- The grocer said that no spills, leaks or other hazards were found at its stores. Instead, the issue came down to "record keeping" around hazardous waste. The EPA said that Whole Foods also mishandled spent lamps.
- In addition to updating its operations, Whole Foods committed to create and fund a supplemental environmental project around hazardous waste education for Texas retailers. The project is valued around $500,000 and will help small businesses maintain compliance.
Acting on information from the New Mexico Environment Department, EPA conducted a year-long investigation and record review that found issues at facilities in Texas, Arkansas, Louisiana, Oklahoma, and New Mexico. Proper hazardous waste determinations are required for all material from generation to treatment to storage under the Resource Conservation and Recovery Act.
Whole Foods said most of the items in question became waste once they had been opened and returned. The main products involved were nail polish remover, vitamins, liquor and cleaning supplies. While these items may seem innocuous, they can cause problems when not treated properly or stored together.
Disposal options might seem limited for these types of materials, but haulers and recyclers are able to handle just about anything customers generate when the proper systems are put in place.

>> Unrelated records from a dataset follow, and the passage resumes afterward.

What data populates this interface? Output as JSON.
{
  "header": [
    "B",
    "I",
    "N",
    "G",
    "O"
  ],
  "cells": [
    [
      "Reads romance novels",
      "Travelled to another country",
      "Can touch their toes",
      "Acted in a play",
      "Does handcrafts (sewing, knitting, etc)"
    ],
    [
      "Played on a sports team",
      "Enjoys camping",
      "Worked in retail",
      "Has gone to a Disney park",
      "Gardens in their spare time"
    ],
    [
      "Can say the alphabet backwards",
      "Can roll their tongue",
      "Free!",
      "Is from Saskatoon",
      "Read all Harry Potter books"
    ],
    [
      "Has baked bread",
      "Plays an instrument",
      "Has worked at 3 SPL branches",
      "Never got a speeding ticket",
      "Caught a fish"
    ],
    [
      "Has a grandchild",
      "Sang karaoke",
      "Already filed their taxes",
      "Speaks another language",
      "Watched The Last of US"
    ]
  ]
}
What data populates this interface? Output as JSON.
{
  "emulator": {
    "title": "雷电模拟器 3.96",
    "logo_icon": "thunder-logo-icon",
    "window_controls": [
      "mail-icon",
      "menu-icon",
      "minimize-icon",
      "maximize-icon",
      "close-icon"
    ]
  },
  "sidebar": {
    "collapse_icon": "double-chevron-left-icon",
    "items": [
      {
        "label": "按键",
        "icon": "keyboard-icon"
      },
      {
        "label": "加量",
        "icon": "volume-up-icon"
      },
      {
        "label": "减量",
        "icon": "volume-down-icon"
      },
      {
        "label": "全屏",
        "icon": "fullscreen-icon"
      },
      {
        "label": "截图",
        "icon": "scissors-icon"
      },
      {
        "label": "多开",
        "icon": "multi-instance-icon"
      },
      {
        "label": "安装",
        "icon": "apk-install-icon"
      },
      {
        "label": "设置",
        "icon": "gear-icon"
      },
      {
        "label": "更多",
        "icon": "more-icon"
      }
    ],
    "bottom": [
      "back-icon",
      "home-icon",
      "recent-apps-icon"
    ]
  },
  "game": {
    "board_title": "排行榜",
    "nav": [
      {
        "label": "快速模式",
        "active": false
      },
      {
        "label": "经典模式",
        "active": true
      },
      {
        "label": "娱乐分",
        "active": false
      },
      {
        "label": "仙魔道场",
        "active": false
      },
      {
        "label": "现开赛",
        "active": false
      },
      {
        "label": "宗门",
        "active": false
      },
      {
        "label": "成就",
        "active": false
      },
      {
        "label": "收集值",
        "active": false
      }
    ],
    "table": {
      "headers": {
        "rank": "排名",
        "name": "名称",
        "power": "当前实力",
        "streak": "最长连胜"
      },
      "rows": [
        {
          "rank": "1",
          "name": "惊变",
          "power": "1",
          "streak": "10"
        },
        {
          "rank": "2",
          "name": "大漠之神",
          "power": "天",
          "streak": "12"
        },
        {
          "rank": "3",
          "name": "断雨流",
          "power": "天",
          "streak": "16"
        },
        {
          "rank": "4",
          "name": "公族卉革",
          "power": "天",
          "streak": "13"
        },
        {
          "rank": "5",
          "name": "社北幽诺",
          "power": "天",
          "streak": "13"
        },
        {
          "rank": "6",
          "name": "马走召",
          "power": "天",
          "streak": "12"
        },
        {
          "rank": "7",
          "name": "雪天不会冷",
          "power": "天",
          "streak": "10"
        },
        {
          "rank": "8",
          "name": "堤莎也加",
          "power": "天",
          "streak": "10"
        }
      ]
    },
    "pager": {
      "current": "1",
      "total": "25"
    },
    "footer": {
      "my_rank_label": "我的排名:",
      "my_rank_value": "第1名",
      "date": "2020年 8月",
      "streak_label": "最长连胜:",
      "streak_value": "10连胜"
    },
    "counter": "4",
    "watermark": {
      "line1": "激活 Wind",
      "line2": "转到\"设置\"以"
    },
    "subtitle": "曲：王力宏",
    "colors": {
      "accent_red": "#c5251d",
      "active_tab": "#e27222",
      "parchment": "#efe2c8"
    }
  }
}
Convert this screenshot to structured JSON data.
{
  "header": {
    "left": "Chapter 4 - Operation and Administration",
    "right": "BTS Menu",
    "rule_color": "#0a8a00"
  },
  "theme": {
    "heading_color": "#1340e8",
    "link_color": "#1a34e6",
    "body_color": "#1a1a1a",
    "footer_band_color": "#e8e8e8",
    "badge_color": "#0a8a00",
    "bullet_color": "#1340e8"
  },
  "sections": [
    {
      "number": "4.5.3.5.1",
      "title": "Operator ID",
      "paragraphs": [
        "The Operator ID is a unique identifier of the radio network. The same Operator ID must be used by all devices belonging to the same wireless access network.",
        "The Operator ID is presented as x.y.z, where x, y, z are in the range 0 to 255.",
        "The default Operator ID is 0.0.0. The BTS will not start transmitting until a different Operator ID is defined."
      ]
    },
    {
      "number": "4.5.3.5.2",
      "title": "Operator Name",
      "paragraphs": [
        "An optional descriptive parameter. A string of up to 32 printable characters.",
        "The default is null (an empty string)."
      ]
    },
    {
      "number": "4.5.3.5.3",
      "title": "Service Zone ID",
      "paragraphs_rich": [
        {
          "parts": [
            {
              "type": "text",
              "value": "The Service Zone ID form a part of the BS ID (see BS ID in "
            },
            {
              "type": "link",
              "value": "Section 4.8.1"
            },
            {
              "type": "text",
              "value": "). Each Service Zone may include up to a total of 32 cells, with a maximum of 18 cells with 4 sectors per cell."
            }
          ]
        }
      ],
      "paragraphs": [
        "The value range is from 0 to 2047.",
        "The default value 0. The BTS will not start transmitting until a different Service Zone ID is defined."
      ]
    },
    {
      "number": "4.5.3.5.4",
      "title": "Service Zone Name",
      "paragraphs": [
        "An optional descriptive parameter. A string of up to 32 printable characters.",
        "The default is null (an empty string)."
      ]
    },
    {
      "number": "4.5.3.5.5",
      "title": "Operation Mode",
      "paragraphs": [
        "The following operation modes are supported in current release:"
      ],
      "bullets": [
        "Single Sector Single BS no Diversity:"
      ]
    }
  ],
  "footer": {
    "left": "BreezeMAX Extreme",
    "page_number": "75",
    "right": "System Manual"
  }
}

More waste companies are now coming forward to help pair retail customers with specialized processors and also provide education to employees for proper disposal practices on-site.